The students will also engage in a variety of cohort-based experiences beyond the classroom throughout the five years, ranging from cohort-based programming designed by Starkenburg, to worship experiences, to co-curricular campus organizations, to related summer employment and church-based internships. “The goal is relational learning that is driven by big-picture theological realities within concrete, day-to-day experiences,” Starkenburg said.
“At first, they will explore a variety of spiritual or devotional practices, learn about the basic storyline of scripture and the church’s history. They will read and discuss contemporary and historic theological readings that address economic dynamics, led by a variety of faculty and pastors,” he said. “They will participate in an undergraduate ethics and economics group led by an economics professor. They will spend two summers working in different contexts, based on their interests and background. For example, they may work in a factory one summer and intern at a marketing agency the following summer. They will interact with frontline workers, managers and other business leaders in guided discussions.”
The Vita Scholars Program started this fall as a pilot initiative with two students. The goal is to begin in earnest with five more students in the fall of 2023, another seven in the fall of 2024 and 12 in the fall of 2025.
It’s the first time that either Hope College or Western Theological Seminary have offered accelerated-degree programs. However, although they are separate institutions, the initiative builds on and benefits from a close relationship and shared history going back more than 170 years.
While drawing students from many faith traditions, both the college and seminary are affiliated with the Reformed Church in America, a relationship that began in 1851 with the denomination supporting establishment of the Pioneer School from which Hope and the seminary eventually grew. Hope was chartered as a College of Liberal Arts by the State of Michigan in 1866, and the seminary was established by the denomination in 1885 based on what had previously been the college’s “Theological Department” for the preparation of ministers.
Hope and Western Theological Seminary jointly sponsor a variety of presentations for each other’s campuses as well as the surrounding community. Since 2019, the college and seminary have operated the Hope-Western Prison Education Program to provide a Christian liberal arts education to incarcerated men at Muskegon Correctional Facility.

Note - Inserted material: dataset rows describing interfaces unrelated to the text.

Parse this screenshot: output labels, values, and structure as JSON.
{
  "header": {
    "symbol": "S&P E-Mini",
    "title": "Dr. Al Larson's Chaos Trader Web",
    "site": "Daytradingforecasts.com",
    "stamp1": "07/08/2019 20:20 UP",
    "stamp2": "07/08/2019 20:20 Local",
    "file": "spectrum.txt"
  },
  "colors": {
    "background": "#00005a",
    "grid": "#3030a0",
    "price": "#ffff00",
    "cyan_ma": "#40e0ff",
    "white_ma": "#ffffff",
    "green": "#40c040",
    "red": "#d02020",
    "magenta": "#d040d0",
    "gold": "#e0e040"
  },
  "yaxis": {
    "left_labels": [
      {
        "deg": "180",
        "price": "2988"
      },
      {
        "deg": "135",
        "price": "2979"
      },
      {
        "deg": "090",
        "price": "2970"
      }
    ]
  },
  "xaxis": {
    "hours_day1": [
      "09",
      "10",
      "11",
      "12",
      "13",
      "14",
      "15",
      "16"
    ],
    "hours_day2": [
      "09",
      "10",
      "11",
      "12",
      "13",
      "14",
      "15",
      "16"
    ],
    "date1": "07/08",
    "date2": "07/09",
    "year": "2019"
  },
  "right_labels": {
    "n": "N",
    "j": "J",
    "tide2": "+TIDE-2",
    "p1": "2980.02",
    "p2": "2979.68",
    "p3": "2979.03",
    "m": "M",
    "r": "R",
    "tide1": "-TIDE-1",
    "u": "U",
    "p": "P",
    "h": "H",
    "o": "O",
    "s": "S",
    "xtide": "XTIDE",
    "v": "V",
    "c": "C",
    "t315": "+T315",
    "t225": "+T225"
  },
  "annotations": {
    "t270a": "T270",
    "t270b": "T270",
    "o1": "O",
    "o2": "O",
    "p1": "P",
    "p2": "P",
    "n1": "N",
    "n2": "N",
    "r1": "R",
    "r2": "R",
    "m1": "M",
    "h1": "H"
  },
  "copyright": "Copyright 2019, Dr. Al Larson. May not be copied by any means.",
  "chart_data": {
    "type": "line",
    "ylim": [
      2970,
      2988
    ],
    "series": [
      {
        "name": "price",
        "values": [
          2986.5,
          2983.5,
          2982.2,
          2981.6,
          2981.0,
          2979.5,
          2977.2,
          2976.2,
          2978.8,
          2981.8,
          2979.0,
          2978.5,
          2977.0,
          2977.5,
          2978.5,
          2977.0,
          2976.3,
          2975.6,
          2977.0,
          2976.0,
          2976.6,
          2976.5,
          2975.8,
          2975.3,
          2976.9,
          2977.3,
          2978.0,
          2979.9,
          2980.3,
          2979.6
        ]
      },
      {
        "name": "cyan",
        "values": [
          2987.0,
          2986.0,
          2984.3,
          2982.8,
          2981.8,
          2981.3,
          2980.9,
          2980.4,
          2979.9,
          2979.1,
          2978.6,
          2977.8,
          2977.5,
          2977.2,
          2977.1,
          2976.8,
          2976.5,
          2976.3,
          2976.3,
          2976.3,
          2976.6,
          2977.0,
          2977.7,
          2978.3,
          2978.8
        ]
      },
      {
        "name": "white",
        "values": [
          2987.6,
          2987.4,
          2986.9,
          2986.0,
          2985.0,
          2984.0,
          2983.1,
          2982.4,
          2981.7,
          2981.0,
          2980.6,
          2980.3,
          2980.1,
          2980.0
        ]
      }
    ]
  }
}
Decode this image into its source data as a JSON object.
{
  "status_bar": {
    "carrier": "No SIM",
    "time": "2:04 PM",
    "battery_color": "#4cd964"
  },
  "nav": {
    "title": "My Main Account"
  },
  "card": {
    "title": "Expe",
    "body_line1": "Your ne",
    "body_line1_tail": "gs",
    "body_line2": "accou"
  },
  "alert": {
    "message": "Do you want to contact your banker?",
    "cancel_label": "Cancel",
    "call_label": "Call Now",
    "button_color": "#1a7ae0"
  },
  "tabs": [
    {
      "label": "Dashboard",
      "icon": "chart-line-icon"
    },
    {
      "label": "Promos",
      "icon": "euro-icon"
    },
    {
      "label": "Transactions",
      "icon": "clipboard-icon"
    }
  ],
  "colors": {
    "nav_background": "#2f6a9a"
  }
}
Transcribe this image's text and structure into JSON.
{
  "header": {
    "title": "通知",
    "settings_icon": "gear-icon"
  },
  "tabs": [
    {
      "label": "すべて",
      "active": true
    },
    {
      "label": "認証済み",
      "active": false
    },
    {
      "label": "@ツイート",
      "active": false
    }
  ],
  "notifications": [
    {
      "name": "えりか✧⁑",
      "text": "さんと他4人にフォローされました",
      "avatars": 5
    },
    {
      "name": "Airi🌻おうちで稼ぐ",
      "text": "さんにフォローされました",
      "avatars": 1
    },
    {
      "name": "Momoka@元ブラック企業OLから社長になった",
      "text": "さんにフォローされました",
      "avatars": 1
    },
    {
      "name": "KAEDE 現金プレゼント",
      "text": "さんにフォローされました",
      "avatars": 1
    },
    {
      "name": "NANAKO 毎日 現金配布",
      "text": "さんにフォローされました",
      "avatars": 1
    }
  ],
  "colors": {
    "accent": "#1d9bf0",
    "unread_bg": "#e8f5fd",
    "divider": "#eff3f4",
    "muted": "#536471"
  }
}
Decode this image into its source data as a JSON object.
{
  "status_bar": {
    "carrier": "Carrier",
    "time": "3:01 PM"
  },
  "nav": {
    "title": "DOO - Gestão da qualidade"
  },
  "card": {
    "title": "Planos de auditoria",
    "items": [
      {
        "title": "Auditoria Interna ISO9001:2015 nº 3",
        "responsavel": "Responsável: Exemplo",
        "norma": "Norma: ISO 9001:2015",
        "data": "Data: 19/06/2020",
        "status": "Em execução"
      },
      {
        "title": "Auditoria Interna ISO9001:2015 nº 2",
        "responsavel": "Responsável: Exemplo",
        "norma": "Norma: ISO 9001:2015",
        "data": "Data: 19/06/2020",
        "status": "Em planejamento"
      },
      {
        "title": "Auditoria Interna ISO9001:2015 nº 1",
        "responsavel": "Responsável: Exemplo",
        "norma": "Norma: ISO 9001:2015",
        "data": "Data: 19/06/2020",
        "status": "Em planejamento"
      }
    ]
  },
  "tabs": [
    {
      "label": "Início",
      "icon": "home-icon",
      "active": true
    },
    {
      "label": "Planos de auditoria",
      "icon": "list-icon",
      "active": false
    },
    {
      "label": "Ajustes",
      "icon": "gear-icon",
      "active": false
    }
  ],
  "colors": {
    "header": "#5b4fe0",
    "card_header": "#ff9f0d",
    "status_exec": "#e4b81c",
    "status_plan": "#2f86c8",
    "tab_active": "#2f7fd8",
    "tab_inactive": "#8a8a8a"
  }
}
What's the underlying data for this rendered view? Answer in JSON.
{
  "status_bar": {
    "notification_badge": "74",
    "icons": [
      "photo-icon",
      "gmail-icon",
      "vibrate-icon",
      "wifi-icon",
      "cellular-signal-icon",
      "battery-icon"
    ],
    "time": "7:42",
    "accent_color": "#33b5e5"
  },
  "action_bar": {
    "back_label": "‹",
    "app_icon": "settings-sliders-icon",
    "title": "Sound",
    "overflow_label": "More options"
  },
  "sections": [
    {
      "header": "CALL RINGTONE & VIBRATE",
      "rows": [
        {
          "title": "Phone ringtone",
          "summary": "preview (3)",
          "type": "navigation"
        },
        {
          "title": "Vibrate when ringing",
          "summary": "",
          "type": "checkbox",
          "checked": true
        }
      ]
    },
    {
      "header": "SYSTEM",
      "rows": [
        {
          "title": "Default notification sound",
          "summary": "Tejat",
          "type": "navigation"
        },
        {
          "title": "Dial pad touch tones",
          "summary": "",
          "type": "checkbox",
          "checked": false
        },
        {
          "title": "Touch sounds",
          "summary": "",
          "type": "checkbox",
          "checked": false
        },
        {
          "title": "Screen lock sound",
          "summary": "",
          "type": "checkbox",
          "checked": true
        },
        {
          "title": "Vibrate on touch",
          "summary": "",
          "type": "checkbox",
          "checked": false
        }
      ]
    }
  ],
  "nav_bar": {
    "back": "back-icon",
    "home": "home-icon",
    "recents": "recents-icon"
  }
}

More information about the Vita Scholars Program is available at hope.edu/vita